Interface dataset entries:
'''

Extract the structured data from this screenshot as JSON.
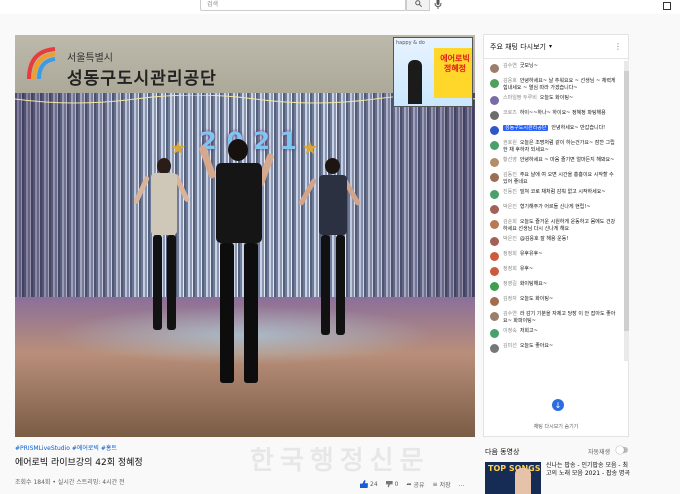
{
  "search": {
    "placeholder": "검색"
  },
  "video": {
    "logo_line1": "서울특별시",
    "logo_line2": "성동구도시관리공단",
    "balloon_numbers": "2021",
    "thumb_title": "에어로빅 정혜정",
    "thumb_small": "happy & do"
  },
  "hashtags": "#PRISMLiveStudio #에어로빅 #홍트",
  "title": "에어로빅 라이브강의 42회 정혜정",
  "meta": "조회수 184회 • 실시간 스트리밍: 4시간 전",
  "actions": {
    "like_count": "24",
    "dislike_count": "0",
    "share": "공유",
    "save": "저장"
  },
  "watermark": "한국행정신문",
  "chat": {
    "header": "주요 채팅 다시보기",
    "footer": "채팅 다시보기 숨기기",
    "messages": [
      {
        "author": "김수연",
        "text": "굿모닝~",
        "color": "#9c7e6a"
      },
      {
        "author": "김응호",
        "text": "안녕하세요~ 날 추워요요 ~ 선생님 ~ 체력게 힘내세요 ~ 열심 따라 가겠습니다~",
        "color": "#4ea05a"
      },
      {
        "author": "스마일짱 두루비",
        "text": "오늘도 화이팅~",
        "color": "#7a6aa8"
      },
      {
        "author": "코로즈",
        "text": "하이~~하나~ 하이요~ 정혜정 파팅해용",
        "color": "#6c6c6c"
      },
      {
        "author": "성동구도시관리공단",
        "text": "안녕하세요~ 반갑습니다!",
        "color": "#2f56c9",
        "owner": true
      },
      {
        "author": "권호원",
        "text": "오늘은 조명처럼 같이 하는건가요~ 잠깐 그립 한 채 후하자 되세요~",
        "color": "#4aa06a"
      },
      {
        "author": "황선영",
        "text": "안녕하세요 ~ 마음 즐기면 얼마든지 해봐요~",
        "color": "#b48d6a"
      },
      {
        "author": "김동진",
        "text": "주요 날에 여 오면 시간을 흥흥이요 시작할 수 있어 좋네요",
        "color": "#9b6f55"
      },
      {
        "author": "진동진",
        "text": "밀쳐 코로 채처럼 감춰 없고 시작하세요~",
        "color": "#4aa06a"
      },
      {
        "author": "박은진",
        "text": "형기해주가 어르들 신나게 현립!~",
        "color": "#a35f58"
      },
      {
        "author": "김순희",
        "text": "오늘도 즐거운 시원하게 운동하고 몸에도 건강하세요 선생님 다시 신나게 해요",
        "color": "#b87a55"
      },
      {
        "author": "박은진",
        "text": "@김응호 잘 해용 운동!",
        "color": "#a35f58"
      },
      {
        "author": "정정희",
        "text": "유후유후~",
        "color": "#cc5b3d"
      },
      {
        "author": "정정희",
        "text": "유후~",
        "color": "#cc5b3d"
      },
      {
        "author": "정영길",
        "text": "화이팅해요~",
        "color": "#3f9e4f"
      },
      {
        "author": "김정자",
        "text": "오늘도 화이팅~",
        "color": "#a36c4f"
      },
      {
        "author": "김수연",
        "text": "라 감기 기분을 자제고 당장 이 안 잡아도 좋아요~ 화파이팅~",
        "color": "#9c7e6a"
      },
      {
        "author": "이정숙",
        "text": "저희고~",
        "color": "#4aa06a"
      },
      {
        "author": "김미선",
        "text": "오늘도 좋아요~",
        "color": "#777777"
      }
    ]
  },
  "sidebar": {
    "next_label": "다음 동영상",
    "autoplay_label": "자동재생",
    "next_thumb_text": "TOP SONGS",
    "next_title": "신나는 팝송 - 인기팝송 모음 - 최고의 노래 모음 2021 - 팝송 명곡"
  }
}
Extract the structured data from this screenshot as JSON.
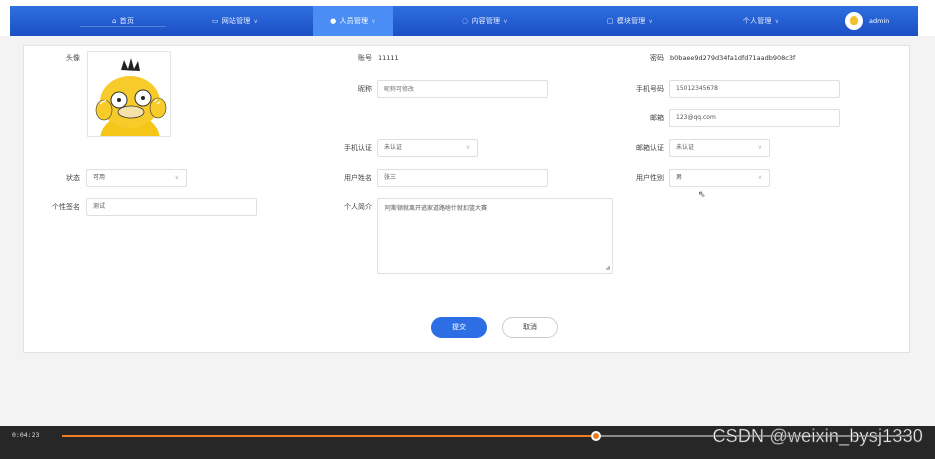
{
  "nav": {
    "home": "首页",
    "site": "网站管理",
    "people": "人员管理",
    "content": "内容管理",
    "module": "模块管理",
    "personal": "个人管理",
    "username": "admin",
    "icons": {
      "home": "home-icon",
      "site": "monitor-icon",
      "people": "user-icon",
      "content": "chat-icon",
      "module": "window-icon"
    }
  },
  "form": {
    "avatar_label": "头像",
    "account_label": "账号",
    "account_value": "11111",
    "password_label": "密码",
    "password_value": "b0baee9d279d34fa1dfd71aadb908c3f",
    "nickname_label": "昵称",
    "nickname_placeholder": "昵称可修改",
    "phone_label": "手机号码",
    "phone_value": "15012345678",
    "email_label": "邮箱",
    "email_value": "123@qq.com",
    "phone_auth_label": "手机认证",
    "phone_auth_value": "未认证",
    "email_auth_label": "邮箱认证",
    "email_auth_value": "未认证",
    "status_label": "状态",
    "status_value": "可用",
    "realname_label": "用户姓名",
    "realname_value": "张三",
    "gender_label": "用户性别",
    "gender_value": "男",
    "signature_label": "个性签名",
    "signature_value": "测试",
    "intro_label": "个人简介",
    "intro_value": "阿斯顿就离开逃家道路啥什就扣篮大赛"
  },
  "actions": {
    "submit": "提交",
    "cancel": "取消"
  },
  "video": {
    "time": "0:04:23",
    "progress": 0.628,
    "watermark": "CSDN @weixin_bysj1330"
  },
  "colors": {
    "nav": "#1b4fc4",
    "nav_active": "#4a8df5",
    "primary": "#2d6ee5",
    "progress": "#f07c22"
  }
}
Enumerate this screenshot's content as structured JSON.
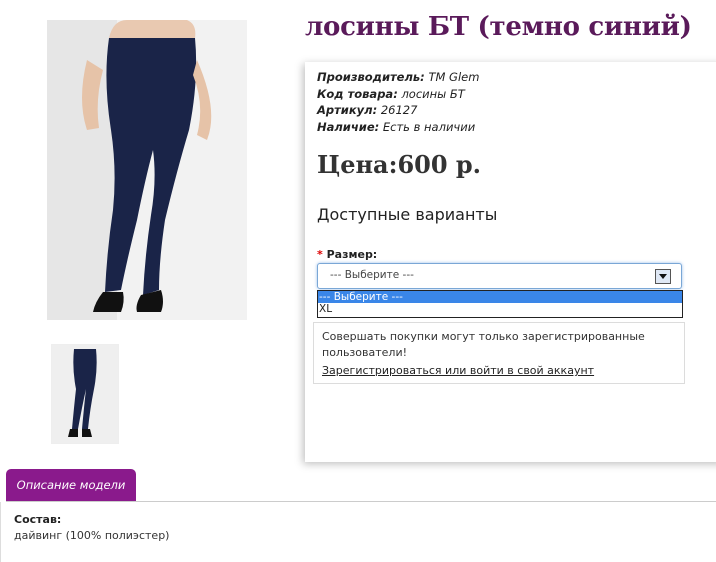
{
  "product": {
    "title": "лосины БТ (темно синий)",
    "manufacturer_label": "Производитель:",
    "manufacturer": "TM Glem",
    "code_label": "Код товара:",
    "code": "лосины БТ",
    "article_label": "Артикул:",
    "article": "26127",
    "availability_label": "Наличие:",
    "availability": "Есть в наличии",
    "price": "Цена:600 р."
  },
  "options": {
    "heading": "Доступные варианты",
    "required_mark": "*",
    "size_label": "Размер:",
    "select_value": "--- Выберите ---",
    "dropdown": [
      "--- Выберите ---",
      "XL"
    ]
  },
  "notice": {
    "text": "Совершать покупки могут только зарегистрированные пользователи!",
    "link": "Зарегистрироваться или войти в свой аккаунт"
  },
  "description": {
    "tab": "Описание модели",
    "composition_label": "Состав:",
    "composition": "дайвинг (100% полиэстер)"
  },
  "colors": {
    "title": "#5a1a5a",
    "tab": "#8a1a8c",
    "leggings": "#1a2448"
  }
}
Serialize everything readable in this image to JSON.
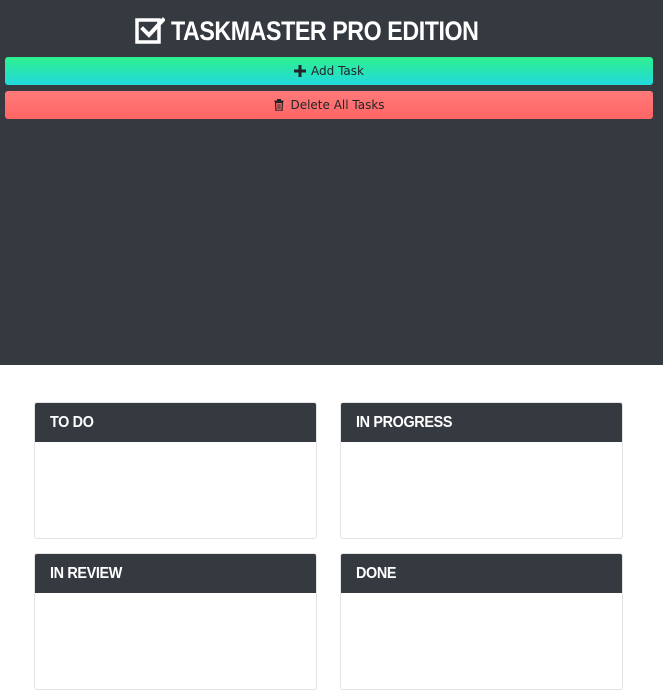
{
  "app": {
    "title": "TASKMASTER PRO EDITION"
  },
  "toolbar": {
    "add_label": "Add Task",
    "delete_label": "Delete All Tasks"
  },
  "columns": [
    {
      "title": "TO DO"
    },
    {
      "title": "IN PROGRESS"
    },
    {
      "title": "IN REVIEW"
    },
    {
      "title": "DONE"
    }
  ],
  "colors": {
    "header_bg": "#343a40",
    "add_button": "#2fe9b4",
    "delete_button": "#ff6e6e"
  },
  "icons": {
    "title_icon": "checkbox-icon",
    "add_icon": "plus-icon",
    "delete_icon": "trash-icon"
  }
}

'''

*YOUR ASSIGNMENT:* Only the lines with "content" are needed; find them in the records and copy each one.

*THE ANSWER:*
    "content": "内容管理",
      "content": "chat-icon",
Enumerate this screenshot's content as structured JSON.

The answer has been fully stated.